In deciding what to focus on – in a stock, say – a typical day trader looks for three things: liquidity, volatility and trading volume. Liquidity allows an investor to enter and exit a stock at a good price (i.e. tight spreads, or the difference between the bid and ask price of a stock, and low slippage, or the difference between the predictable price of a trade and the actual price). If a stock does not have good liquidity then it may take some time before a broker is able to negotiate a deal to buy or sell a stock and the broker may not be able to get the sell or buy price that the trader is looking for. This is a problem for day traders and it could mean the difference between a profitable and non-profitable trade.
Traders have different rules for what constitutes liquidity and a good guide is the volume of trades and volume of shares that are traded each day. 100,000 shares traded per day would be a minimum for most traders and some require 1,000,000.
Trading volume is a gauge of how many times a stock is bought and sold in a given time period (most commonly, within a day of trading, known as the average daily trading volume – ADTV). A high degree of volume indicates a lot of interest in a stock. Often, a boost in the volume of a stock is a harbinger of a price jump, either up or down.
Volatility is simply a measure of the predictable daily price range—the range in which a day trader operates. More volatility means greater profit or loss. After a recent check, Whiting Petroleum Corporation (NYSE: WLL) stock is found to be 7.16% volatile for the week, while 6.63% volatility is recorded for the month.
The stock has a market cap of $10.12B and the number of outstanding shares has been calculated 362.79M. Based on a recent bid, its distance from 20 days simple moving average is 15.53%, and its distance from 50 days simple moving average is 25.40% while it has a distance of -5.35% from the 200 days simple moving average. The company’s distance from 52-week high price is -50.15% and the current price is 68.20% away from 52-week low price.

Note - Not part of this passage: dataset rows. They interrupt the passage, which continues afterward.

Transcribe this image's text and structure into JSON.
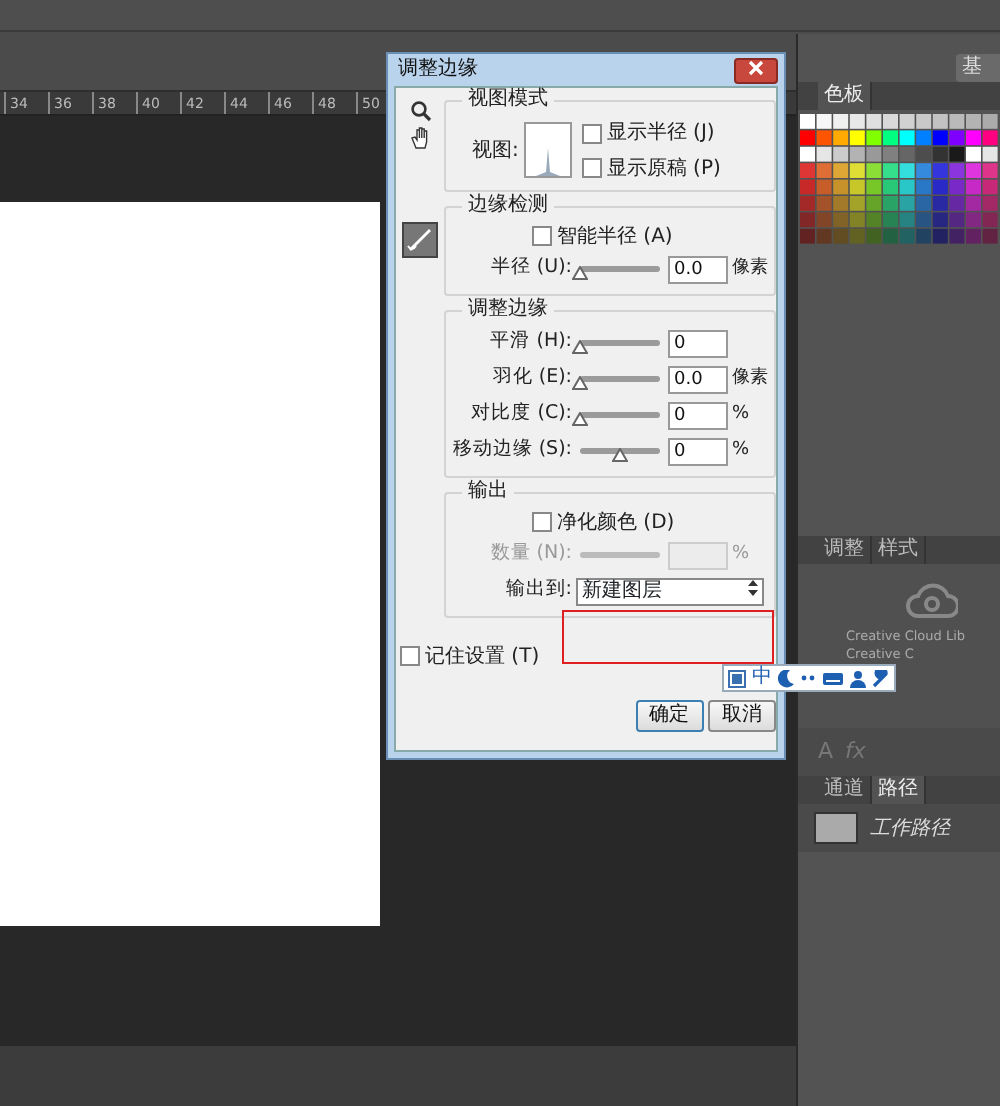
{
  "ruler": {
    "ticks": [
      "34",
      "36",
      "38",
      "40",
      "42",
      "44",
      "46",
      "48",
      "50"
    ]
  },
  "right_panel": {
    "workspace_button": "基",
    "swatch_tabs": [
      {
        "label": "色板",
        "selected": true
      }
    ],
    "adjust_tabs": [
      {
        "label": "调整",
        "selected": false
      },
      {
        "label": "样式",
        "selected": false
      }
    ],
    "library_lines": [
      "Creative Cloud Lib",
      "Creative C"
    ],
    "panel_tools": [
      "A",
      "fx"
    ],
    "path_tabs": [
      {
        "label": "通道",
        "selected": false
      },
      {
        "label": "路径",
        "selected": true
      }
    ],
    "paths": [
      {
        "label": "工作路径"
      }
    ]
  },
  "dialog": {
    "title": "调整边缘",
    "view_mode": {
      "legend": "视图模式",
      "view_label": "视图:",
      "options": [
        {
          "label": "显示半径 (J)",
          "checked": false
        },
        {
          "label": "显示原稿 (P)",
          "checked": false
        }
      ]
    },
    "edge_detection": {
      "legend": "边缘检测",
      "smart_radius": {
        "label": "智能半径 (A)",
        "checked": false
      },
      "radius": {
        "label": "半径 (U):",
        "level": 0,
        "value": "0.0",
        "unit": "像素"
      }
    },
    "adjust_edge": {
      "legend": "调整边缘",
      "sliders": [
        {
          "label": "平滑 (H):",
          "level": 0,
          "value": "0"
        },
        {
          "label": "羽化 (E):",
          "level": 0,
          "value": "0.0",
          "unit": "像素"
        },
        {
          "label": "对比度 (C):",
          "level": 0,
          "value": "0",
          "unit": "%"
        },
        {
          "label": "移动边缘 (S):",
          "level": 0.5,
          "value": "0",
          "unit": "%"
        }
      ]
    },
    "output": {
      "legend": "输出",
      "decontaminate": {
        "label": "净化颜色 (D)",
        "checked": false
      },
      "amount": {
        "label": "数量 (N):",
        "disabled": true,
        "unit": "%"
      },
      "output_to": {
        "label": "输出到:",
        "value": "新建图层"
      }
    },
    "remember": {
      "label": "记住设置 (T)",
      "checked": false
    },
    "buttons": [
      {
        "label": "确定",
        "default": true
      },
      {
        "label": "取消",
        "default": false
      }
    ]
  },
  "ime_bar": {
    "mode": "中"
  }
}
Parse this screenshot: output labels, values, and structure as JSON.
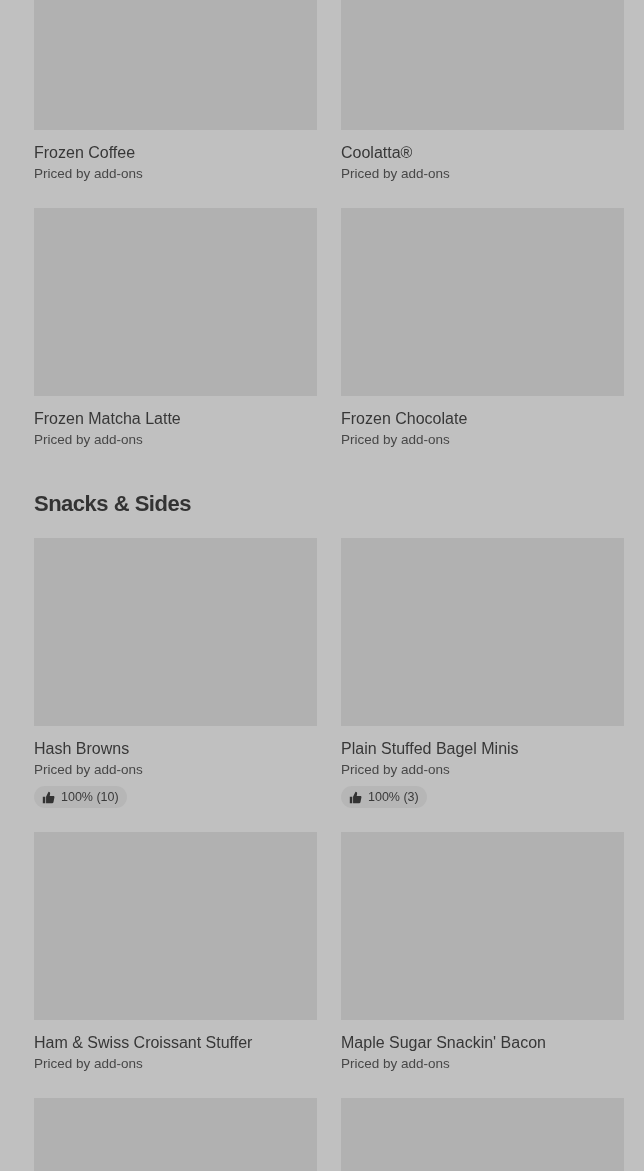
{
  "sections": [
    {
      "items": [
        {
          "kind": "item",
          "name": "Frozen Coffee",
          "subtitle": "Priced by add-ons"
        },
        {
          "kind": "item",
          "name": "Coolatta®",
          "subtitle": "Priced by add-ons"
        },
        {
          "kind": "item",
          "name": "Frozen Matcha Latte",
          "subtitle": "Priced by add-ons"
        },
        {
          "kind": "item",
          "name": "Frozen Chocolate",
          "subtitle": "Priced by add-ons"
        }
      ]
    },
    {
      "title": "Snacks & Sides",
      "items": [
        {
          "kind": "item",
          "name": "Hash Browns",
          "subtitle": "Priced by add-ons",
          "rating": "100% (10)"
        },
        {
          "kind": "item",
          "name": "Plain Stuffed Bagel Minis",
          "subtitle": "Priced by add-ons",
          "rating": "100% (3)"
        },
        {
          "kind": "item",
          "name": "Ham & Swiss Croissant Stuffer",
          "subtitle": "Priced by add-ons"
        },
        {
          "kind": "item",
          "name": "Maple Sugar Snackin' Bacon",
          "subtitle": "Priced by add-ons"
        },
        {
          "kind": "image-only"
        },
        {
          "kind": "image-only"
        }
      ]
    }
  ]
}
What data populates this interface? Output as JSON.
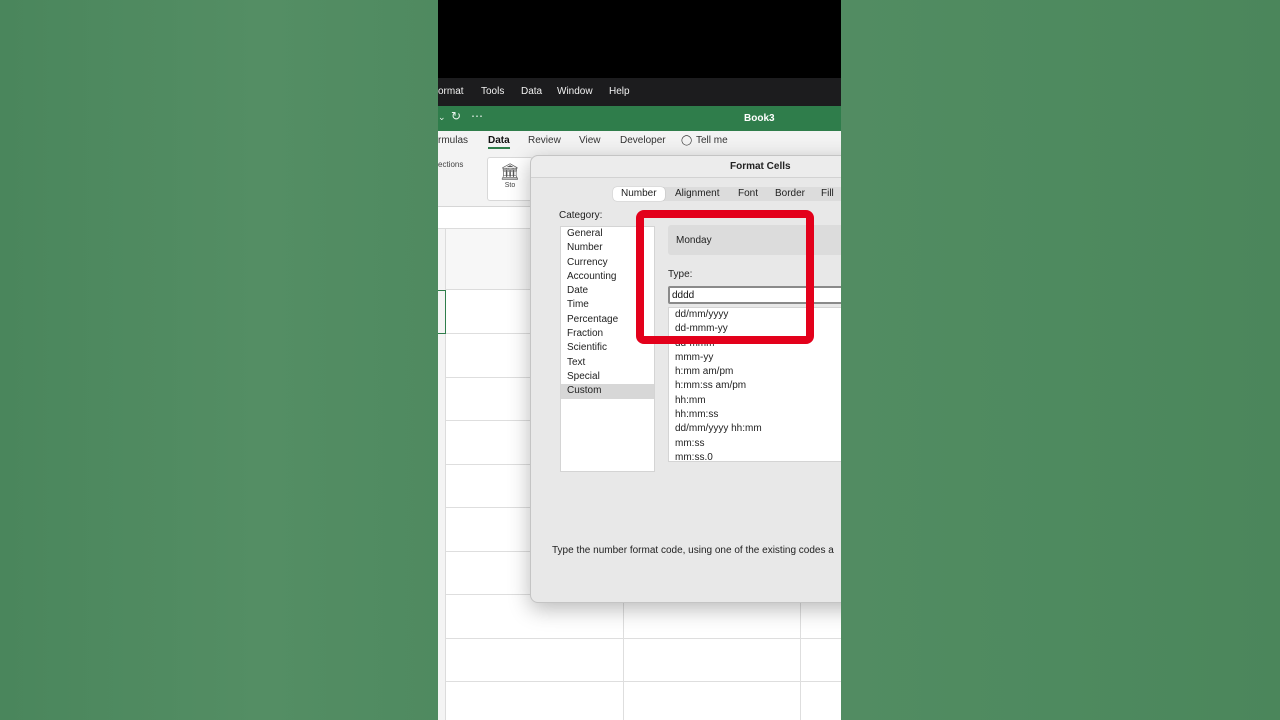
{
  "menubar": {
    "items": [
      "ormat",
      "Tools",
      "Data",
      "Window",
      "Help"
    ]
  },
  "titlebar": {
    "qa_icons": [
      "chevron-down-icon",
      "redo-icon",
      "more-icon"
    ],
    "book_title": "Book3",
    "accent_color": "#2f7d4b"
  },
  "ribbon": {
    "tabs": [
      "rmulas",
      "Data",
      "Review",
      "View",
      "Developer",
      "Tell me"
    ],
    "active_tab": "Data",
    "connections_label": "ections",
    "stocks_label": "Sto"
  },
  "dialog": {
    "title": "Format Cells",
    "tabs": [
      "Number",
      "Alignment",
      "Font",
      "Border",
      "Fill"
    ],
    "active_tab": "Number",
    "category_label": "Category:",
    "categories": [
      "General",
      "Number",
      "Currency",
      "Accounting",
      "Date",
      "Time",
      "Percentage",
      "Fraction",
      "Scientific",
      "Text",
      "Special",
      "Custom"
    ],
    "selected_category": "Custom",
    "sample_value": "Monday",
    "type_label": "Type:",
    "type_value": "dddd",
    "type_options": [
      "dd/mm/yyyy",
      "dd-mmm-yy",
      "dd-mmm",
      "mmm-yy",
      "h:mm am/pm",
      "h:mm:ss am/pm",
      "hh:mm",
      "hh:mm:ss",
      "dd/mm/yyyy hh:mm",
      "mm:ss",
      "mm:ss.0"
    ],
    "hint_text": "Type the number format code, using one of the existing codes a"
  },
  "highlight_color": "#e3001b"
}
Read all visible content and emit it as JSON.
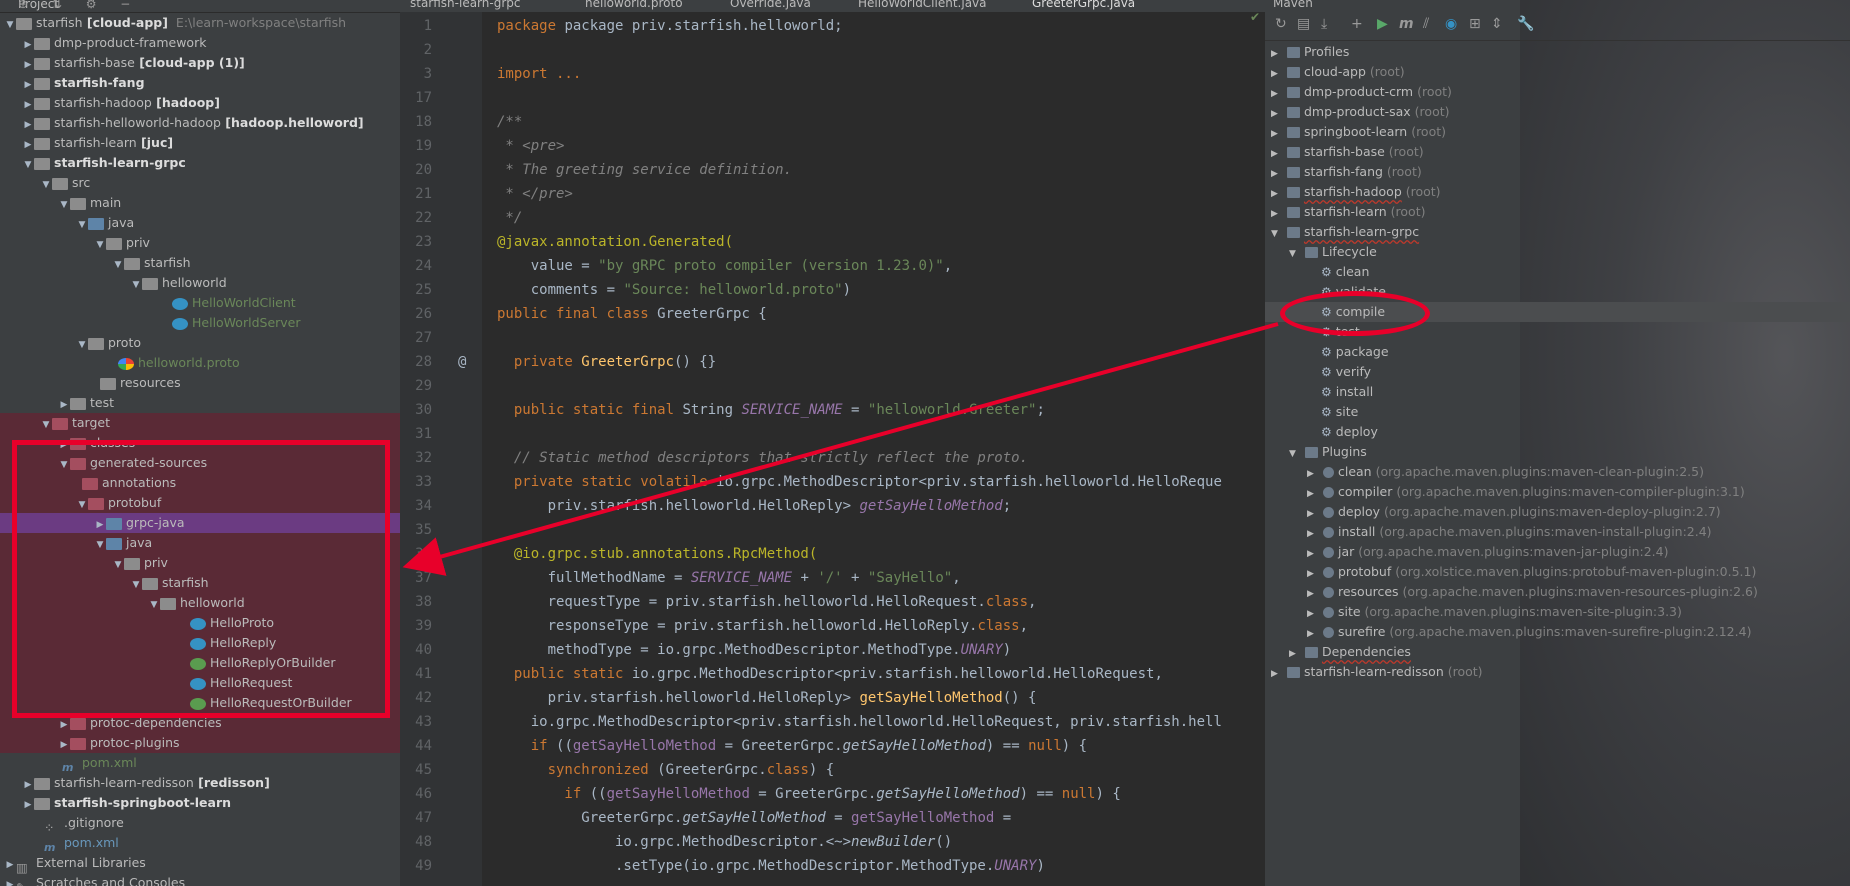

The company has Relative Strength Index (RSI 14) of 63.68 together with Average True Range (ATR 14) of 1.53.
Past 5 years growth of WLL observed at -26.80%, and for the next five years the analysts that follow this company is expecting its growth at 25.30%. The stock’s price to sales ratio for trailing twelve months is 7.50 and price to book ratio for the most recent quarter is 2.15, whereas price to cash per share for the most recent quarter are 903.75. Its quick ratio for the most recent quarter is 0.60. Analysts mean recommendation for the stock is 2.70. This number is based on a 1 to 5 scale where 1 indicates a Strong Buy recommendation while 5 represents a Strong Sell.
Disclaimer: Any news, report, research, and analysis published on Alphabetastock.com are only for information purposes. Alpha Beta Stock (ABS) makes sure to keep the information up to date and correct, but we didn’t suggest or recommend buying or selling of any financial instrument unless that information is subsequently confirmed on your own. Information in this release is fact checked and produced by competent editors of Alpha Beta Stock; however, human error can exist.
This post was originally published on *this site*